Partnerships provide sustainable, affordable low-income housing to Seattle families
SEATTLE—February 26, 2006—Two of Seattle Housing Authority's long-term housing partners have recently opened new projects that will creatively add to the city's stock of low-income housing and help to complete SHA's commitment to replacing all of the original Holly Park low-income housing units.
"These are both great apartment developments, and we are proud to contribute to their success," commented SHA Executive Director Tom Tierney.
The Denny Park Apartments.
Denny Park Apartments, owned and managed by Low Income Housing Institute, and Pantages Apartments, owned and managed by Capitol Hill Housing, are providing housing to low- and extremely low-income families in Seattle. Both were built to high environmentally-conscious standards and 15 of their units serve as Holly Park replacement housing.
SHA contributed construction capital and project-based Housing Choice Vouchers to make these units affordable for households with incomes below 30 percent of the area median income.
Denny Park Apartments, 230 Eighth Ave. N., offers 50 units located over street-level commercial space. The units range from studios to three-bedroom apartments and are targeted to families and individuals with incomes under 60 percent of the area median income. Ten units are reserved as transitional housing for homeless families.
Three of the two-bedroom apartments and two of the three-bedroom apartments provide Holly Park replacement housing and are available to extremely low-income households who have incomes lower than 30 percent of the Area Median Income.
Denny Park Apartments is the first project nationally to receive funding under the new Green Communities Initiative, a five-year, $550 million commitment to build more than 8,500 environmentally-friendly affordable homes across the country. This initiative is a partnership of The Enterprise Foundation, Enterprise Social Investment Corporation (ESIC) and the National Resources Defense Council.
Some of the major sustainable design features include the use of low VOC, low-toxic finishes, a centralized hydronic heat system, a high-efficiency water heater and an abundant use of daylight to reduce reliance on artificial light. The building also features a stormwater collection system that helps irrigate the landscaping.
The building was designed by Runberg Architectural Group and constructed by The RAFN Co.
The Pantages Apartments.
Pantages Apartments' 49 units are helping to house low- and extremely low-income families. Eleven units are reserved as transitional housing for homeless families.

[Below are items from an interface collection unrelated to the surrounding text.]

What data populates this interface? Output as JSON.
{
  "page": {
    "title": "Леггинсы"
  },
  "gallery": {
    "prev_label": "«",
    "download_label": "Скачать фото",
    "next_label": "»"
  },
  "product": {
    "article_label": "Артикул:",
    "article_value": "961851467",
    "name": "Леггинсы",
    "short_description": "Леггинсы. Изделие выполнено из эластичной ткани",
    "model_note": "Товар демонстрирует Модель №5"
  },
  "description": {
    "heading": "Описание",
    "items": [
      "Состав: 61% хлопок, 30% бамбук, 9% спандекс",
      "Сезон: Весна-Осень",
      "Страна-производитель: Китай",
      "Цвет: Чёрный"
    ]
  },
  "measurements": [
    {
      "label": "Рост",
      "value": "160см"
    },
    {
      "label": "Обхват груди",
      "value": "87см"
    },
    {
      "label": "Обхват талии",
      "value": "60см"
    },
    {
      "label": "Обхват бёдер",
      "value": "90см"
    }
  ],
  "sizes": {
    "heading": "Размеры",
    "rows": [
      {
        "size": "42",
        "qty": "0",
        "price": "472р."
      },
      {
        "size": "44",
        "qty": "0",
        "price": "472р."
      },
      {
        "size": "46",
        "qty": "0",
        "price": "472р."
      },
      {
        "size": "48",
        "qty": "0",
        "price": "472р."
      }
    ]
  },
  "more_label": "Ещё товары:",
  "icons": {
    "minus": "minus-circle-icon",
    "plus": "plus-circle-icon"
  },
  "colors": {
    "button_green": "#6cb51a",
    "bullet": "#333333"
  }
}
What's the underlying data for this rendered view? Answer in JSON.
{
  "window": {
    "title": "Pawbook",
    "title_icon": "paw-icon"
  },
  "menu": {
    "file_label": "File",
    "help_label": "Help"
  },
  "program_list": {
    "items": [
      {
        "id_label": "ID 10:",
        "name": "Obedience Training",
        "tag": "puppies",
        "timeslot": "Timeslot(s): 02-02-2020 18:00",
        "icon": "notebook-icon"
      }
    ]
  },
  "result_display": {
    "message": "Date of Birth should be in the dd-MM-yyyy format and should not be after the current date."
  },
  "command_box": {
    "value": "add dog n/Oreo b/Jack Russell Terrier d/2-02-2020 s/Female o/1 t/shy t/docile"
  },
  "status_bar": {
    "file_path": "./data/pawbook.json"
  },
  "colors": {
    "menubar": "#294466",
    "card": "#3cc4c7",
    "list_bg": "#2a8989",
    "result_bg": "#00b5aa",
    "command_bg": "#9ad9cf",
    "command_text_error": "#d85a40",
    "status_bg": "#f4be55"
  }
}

Ten of the two-bedroom apartments serve as replacement housing for the Holly Park redevelopment.
Pantages is named after the home's original owner and founder of the Pantages Theater chain from the early 1900s. CHHIP has restored the original house facade and structure of the house to serve as housing, as well as the entry to the new apartments.
Pantages is the eighth affordable housing project in Seattle to be built in accordance with Seattle’s SeaGreen standards for environmentally-conscious development. SeaGreen guidelines encourage projects to incorporate green practices, coordinating them into development, design and construction efforts in a holistic manner. Pantages is an example of a project that included all SeaGreen essential action items and then went beyond SeaGreen to reach for a 3-Star BuiltGreen rating.
Some of the major sustainable features at Pantages include the use of low VOC paint on the interior surfaces, a rain screen system behind the exterior siding to promote longevity of materials and resistance against mold growth, energy efficient refrigerators, natural linoleum and carpet with recycled content for the flooring, salvaged and reused materials and the use of salvaged materials.
Funded partially by the City of Seattle Office of Housing, Pantages also received City financial incentives for green building including Seattle City Light’s BuiltSmart for Affordable Housing, HomeWise weatherization, and BuiltGreen Incentive Program funds.
The City Office of Housing contributed $2.5 million dollars to this $9.9 million dollar project, which was developed by Capitol Hill Housing, designed by Stickney Murphy Romine Architects and built by Walsh Construction.